**AIM OF THE TASK**
From the records below, give the number of lines that include the word "label". Add no other words.

**DATASET RECORDS**
* * * *

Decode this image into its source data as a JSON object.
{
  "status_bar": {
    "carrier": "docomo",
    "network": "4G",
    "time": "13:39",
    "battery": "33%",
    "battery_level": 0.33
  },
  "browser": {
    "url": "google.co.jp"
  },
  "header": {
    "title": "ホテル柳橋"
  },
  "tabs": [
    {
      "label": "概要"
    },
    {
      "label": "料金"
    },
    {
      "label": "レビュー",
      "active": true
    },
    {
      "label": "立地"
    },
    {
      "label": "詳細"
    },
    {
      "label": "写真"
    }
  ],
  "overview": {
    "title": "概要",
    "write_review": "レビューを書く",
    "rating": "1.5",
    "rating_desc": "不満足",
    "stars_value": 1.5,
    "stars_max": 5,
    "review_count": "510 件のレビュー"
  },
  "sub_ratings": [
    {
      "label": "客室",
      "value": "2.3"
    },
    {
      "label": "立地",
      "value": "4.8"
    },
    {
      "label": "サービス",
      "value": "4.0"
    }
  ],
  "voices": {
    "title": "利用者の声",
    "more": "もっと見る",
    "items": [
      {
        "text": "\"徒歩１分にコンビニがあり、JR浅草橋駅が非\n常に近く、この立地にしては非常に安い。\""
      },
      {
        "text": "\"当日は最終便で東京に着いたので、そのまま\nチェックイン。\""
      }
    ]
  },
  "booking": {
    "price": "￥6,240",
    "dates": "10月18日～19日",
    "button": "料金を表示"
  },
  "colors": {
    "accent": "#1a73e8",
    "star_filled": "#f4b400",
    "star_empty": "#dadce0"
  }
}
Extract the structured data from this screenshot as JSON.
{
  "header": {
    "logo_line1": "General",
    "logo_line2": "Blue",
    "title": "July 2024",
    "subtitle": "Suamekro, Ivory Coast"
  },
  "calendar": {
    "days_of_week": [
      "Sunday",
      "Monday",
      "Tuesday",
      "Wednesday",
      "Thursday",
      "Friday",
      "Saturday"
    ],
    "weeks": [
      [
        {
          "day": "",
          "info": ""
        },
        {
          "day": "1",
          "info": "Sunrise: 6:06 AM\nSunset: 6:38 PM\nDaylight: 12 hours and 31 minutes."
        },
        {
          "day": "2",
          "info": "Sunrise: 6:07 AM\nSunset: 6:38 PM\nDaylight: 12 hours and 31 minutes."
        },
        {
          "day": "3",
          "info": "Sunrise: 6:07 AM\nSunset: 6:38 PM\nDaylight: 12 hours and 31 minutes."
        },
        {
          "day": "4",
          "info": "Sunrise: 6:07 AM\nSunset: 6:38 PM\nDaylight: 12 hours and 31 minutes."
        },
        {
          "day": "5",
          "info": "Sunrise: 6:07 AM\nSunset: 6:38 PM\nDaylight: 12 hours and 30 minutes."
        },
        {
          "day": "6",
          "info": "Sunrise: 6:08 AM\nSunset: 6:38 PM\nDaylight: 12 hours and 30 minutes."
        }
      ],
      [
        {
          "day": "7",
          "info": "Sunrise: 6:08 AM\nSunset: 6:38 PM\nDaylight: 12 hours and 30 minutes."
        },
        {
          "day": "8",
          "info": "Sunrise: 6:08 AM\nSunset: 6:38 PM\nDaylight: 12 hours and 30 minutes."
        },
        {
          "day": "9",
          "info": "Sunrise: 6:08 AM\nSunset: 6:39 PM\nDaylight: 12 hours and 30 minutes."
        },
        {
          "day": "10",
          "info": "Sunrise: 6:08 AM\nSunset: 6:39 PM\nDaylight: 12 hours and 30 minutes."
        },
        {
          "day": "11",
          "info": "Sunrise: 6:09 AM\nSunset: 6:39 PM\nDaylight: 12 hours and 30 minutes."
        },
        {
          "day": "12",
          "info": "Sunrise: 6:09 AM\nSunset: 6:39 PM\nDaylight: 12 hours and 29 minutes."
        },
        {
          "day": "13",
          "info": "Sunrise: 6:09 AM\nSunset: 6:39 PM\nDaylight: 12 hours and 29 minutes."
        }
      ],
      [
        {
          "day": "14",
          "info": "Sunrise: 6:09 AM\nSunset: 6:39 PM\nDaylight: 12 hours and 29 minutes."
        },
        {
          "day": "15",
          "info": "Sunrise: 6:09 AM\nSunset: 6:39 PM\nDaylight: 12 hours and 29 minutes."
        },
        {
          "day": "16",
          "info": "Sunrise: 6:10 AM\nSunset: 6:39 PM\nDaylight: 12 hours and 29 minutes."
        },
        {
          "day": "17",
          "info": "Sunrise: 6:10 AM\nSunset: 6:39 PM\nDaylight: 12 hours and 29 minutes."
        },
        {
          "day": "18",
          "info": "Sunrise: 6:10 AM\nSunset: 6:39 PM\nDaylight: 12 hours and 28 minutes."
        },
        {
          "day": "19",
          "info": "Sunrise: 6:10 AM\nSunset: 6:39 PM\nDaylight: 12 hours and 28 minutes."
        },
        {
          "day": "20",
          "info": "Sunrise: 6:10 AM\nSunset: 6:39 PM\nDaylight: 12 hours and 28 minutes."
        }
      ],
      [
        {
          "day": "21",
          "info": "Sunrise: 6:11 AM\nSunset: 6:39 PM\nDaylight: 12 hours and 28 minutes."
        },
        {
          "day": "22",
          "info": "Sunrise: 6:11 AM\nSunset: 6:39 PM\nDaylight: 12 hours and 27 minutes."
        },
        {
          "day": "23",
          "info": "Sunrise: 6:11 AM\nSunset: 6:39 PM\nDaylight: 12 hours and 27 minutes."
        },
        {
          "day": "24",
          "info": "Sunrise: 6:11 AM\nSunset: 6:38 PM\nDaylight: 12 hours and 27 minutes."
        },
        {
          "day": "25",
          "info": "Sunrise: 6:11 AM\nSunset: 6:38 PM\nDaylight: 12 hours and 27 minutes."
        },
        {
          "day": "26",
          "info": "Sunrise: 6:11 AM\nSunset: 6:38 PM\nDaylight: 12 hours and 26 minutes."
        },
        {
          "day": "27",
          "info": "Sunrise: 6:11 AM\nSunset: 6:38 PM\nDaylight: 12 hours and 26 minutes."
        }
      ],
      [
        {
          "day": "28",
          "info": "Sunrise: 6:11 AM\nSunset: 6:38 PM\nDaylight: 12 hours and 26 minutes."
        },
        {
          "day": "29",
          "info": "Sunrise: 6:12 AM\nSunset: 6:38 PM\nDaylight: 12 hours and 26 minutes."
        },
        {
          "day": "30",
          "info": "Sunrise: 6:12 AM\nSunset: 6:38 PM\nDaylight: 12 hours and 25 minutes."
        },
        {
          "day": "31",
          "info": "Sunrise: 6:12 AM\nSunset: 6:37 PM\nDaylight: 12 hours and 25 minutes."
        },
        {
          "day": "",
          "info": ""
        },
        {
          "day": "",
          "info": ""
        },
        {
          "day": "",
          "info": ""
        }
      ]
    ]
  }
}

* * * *

**RESULT FOR THIS TASK**
9